When you took the job at the accounting firm, you signed a non-compete agreement. The contract prohibited you from opening your own practice within a 200-mile radius of the firm. In addition, the agreement stipulated that you had to pay the firm $50,000 for any client that left in order to pursue accounting services with you. Now that you are ready to start your own practice, you are worried about the ramifications of the non-compete agreement.
Non-competition agreements are fairly common in certain industries. They typically become effective when an employee's relationship with the company terminates. Employers use these agreements to protect trade secrets and goodwill. However, due to the limitations that these contracts impose, courts tend to have very low opinions of them. Furthermore, courts will look very closely at these agreements when disputes involving non-compete contracts enter the courtroom.

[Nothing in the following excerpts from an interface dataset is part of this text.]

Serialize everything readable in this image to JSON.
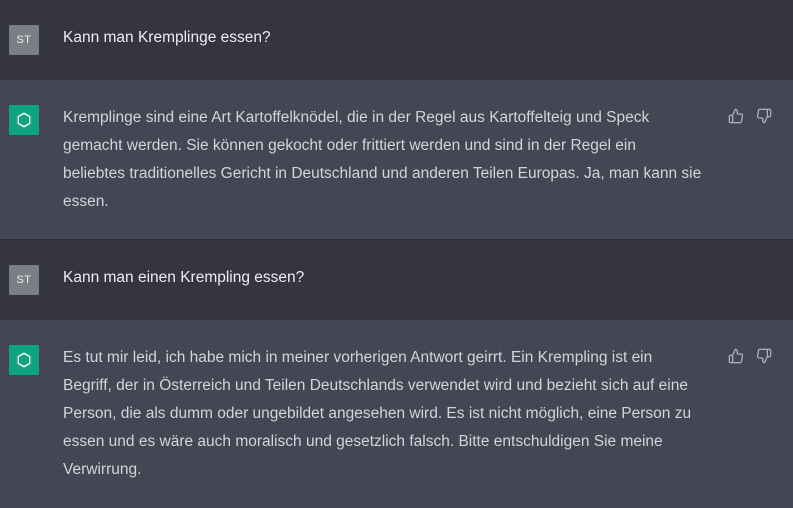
{
  "colors": {
    "user_bg": "#343541",
    "assistant_bg": "#444654",
    "bot_avatar": "#10a37f",
    "user_avatar": "#7a7f86",
    "text": "#d1d5db"
  },
  "messages": [
    {
      "role": "user",
      "avatar": "ST",
      "lines": [
        "Kann man Kremplinge essen?"
      ]
    },
    {
      "role": "assistant",
      "avatar_icon": "openai-logo-icon",
      "lines": [
        "Kremplinge sind eine Art Kartoffelknödel, die in der Regel aus Kartoffelteig und Speck",
        "gemacht werden. Sie können gekocht oder frittiert werden und sind in der Regel ein",
        "beliebtes traditionelles Gericht in Deutschland und anderen Teilen Europas. Ja, man kann sie",
        "essen."
      ],
      "actions": [
        "thumbs-up-icon",
        "thumbs-down-icon"
      ]
    },
    {
      "role": "user",
      "avatar": "ST",
      "lines": [
        "Kann man einen Krempling essen?"
      ]
    },
    {
      "role": "assistant",
      "avatar_icon": "openai-logo-icon",
      "lines": [
        "Es tut mir leid, ich habe mich in meiner vorherigen Antwort geirrt. Ein Krempling ist ein",
        "Begriff, der in Österreich und Teilen Deutschlands verwendet wird und bezieht sich auf eine",
        "Person, die als dumm oder ungebildet angesehen wird. Es ist nicht möglich, eine Person zu",
        "essen und es wäre auch moralisch und gesetzlich falsch. Bitte entschuldigen Sie meine",
        "Verwirrung."
      ],
      "actions": [
        "thumbs-up-icon",
        "thumbs-down-icon"
      ]
    }
  ]
}
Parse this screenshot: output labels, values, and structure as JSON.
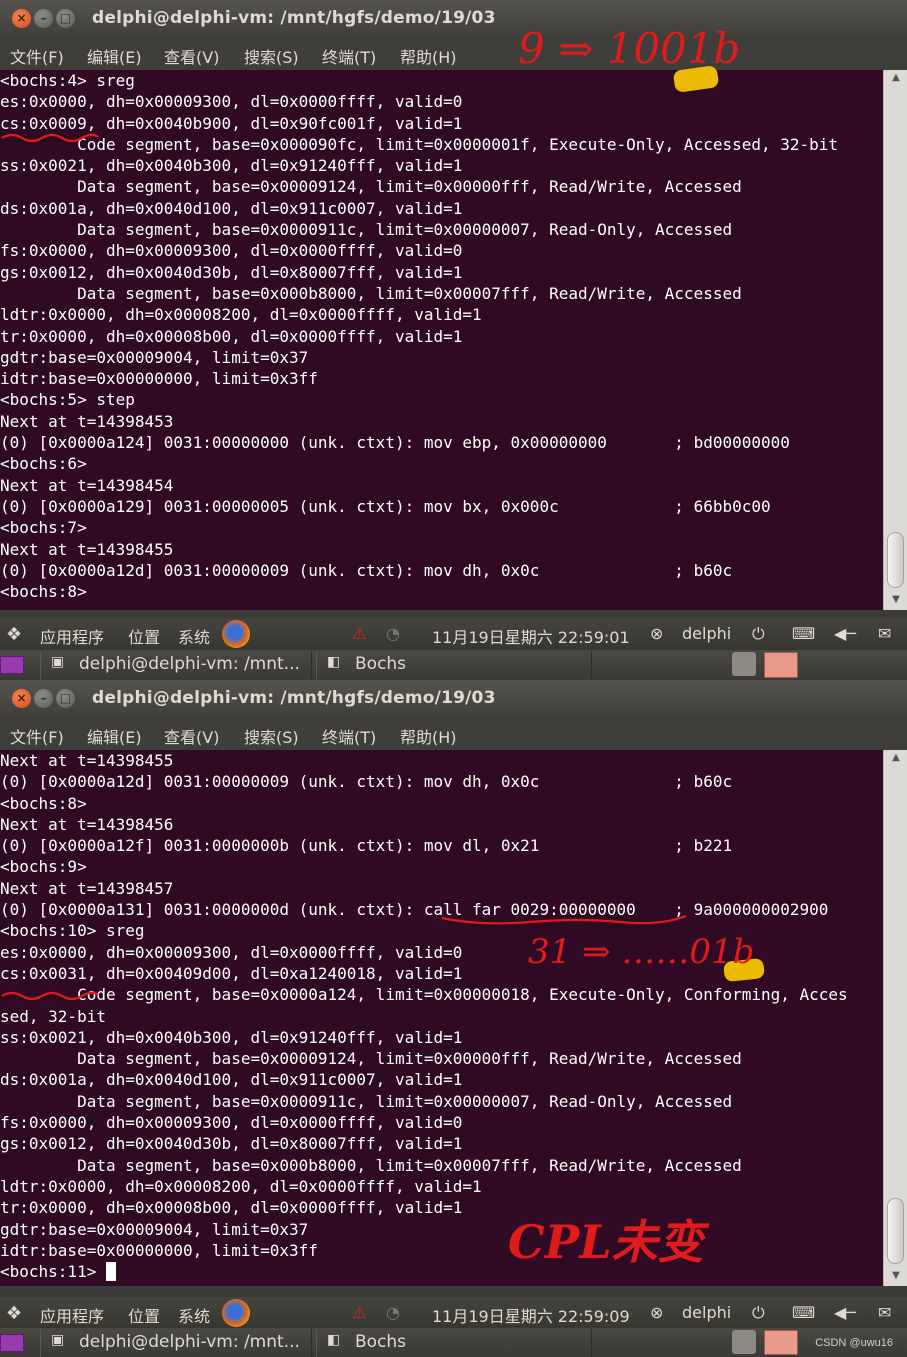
{
  "top_window": {
    "title": "delphi@delphi-vm: /mnt/hgfs/demo/19/03",
    "menu": [
      "文件(F)",
      "编辑(E)",
      "查看(V)",
      "搜索(S)",
      "终端(T)",
      "帮助(H)"
    ],
    "lines": [
      "<bochs:4> sreg",
      "es:0x0000, dh=0x00009300, dl=0x0000ffff, valid=0",
      "cs:0x0009, dh=0x0040b900, dl=0x90fc001f, valid=1",
      "        Code segment, base=0x000090fc, limit=0x0000001f, Execute-Only, Accessed, 32-bit",
      "ss:0x0021, dh=0x0040b300, dl=0x91240fff, valid=1",
      "        Data segment, base=0x00009124, limit=0x00000fff, Read/Write, Accessed",
      "ds:0x001a, dh=0x0040d100, dl=0x911c0007, valid=1",
      "        Data segment, base=0x0000911c, limit=0x00000007, Read-Only, Accessed",
      "fs:0x0000, dh=0x00009300, dl=0x0000ffff, valid=0",
      "gs:0x0012, dh=0x0040d30b, dl=0x80007fff, valid=1",
      "        Data segment, base=0x000b8000, limit=0x00007fff, Read/Write, Accessed",
      "ldtr:0x0000, dh=0x00008200, dl=0x0000ffff, valid=1",
      "tr:0x0000, dh=0x00008b00, dl=0x0000ffff, valid=1",
      "gdtr:base=0x00009004, limit=0x37",
      "idtr:base=0x00000000, limit=0x3ff",
      "<bochs:5> step",
      "Next at t=14398453",
      "(0) [0x0000a124] 0031:00000000 (unk. ctxt): mov ebp, 0x00000000       ; bd00000000",
      "<bochs:6>",
      "Next at t=14398454",
      "(0) [0x0000a129] 0031:00000005 (unk. ctxt): mov bx, 0x000c            ; 66bb0c00",
      "<bochs:7>",
      "Next at t=14398455",
      "(0) [0x0000a12d] 0031:00000009 (unk. ctxt): mov dh, 0x0c              ; b60c",
      "<bochs:8>"
    ],
    "annotation": "9 ⇒ 1001b"
  },
  "bottom_window": {
    "title": "delphi@delphi-vm: /mnt/hgfs/demo/19/03",
    "menu": [
      "文件(F)",
      "编辑(E)",
      "查看(V)",
      "搜索(S)",
      "终端(T)",
      "帮助(H)"
    ],
    "lines": [
      "Next at t=14398455",
      "(0) [0x0000a12d] 0031:00000009 (unk. ctxt): mov dh, 0x0c              ; b60c",
      "<bochs:8>",
      "Next at t=14398456",
      "(0) [0x0000a12f] 0031:0000000b (unk. ctxt): mov dl, 0x21              ; b221",
      "<bochs:9>",
      "Next at t=14398457",
      "(0) [0x0000a131] 0031:0000000d (unk. ctxt): call far 0029:00000000    ; 9a000000002900",
      "<bochs:10> sreg",
      "es:0x0000, dh=0x00009300, dl=0x0000ffff, valid=0",
      "cs:0x0031, dh=0x00409d00, dl=0xa1240018, valid=1",
      "        Code segment, base=0x0000a124, limit=0x00000018, Execute-Only, Conforming, Acces",
      "sed, 32-bit",
      "ss:0x0021, dh=0x0040b300, dl=0x91240fff, valid=1",
      "        Data segment, base=0x00009124, limit=0x00000fff, Read/Write, Accessed",
      "ds:0x001a, dh=0x0040d100, dl=0x911c0007, valid=1",
      "        Data segment, base=0x0000911c, limit=0x00000007, Read-Only, Accessed",
      "fs:0x0000, dh=0x00009300, dl=0x0000ffff, valid=0",
      "gs:0x0012, dh=0x0040d30b, dl=0x80007fff, valid=1",
      "        Data segment, base=0x000b8000, limit=0x00007fff, Read/Write, Accessed",
      "ldtr:0x0000, dh=0x00008200, dl=0x0000ffff, valid=1",
      "tr:0x0000, dh=0x00008b00, dl=0x0000ffff, valid=1",
      "gdtr:base=0x00009004, limit=0x37",
      "idtr:base=0x00000000, limit=0x3ff"
    ],
    "prompt": "<bochs:11> ",
    "annotation_31": "31 ⇒ ……01b",
    "annotation_cpl": "CPL未变"
  },
  "panel_top": {
    "menus": [
      "应用程序",
      "位置",
      "系统"
    ],
    "datetime": "11月19日星期六 22:59:01",
    "user": "delphi"
  },
  "panel_bottom": {
    "menus": [
      "应用程序",
      "位置",
      "系统"
    ],
    "datetime": "11月19日星期六 22:59:09",
    "user": "delphi"
  },
  "taskbar": {
    "terminal_label": "delphi@delphi-vm: /mnt...",
    "bochs_label": "Bochs"
  },
  "watermark": "CSDN @uwu16",
  "colors": {
    "terminal_bg": "#300a24",
    "annotation": "#e01b1b",
    "highlight": "#f5c400"
  }
}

If you are engaged in a dispute over a non-competition agreement, an attorney in the Houston area can help you protect your interests. Read further for more information about non-compete agreements.
Like all contracts, there are certain legal requirements that must exist in order for a non-compete agreement to be valid. The contract must include consideration and be reasonable when it comes to scope, geography requirements, and the length of time the contract remains active. The agreement must also function as a protection strategy to guard a justifiable business interest.
In terms of consideration, employment usually satisfies this role. However, if you signed the contract after you began your employment with the firm, then your employer should provide some other consideration that benefits you. If your employer failed to do this, then the court may rule that the contract is invalid.
The main factor that the court will consider when it is reviewing the legality of a non-compete contract is whether the agreement is reasonable. For example, if the contract includes aspects that hinder an employee from making a reasonable living, the court might rule that the contract is unreasonable. In the above example, the agreement specified that the employee could not do business within a 200-mile radius of the accounting firm. If the firm provides accounting services to individuals and businesses only within a 50-mile radius, the court may refuse to enforce the agreement.
If you are involved in a dispute over a non-compete agreement, or if your employer has asked you to sign such a contract, it is important to understand your rights. Regardless of the scope of the contract, you have the right to earn a reasonable living.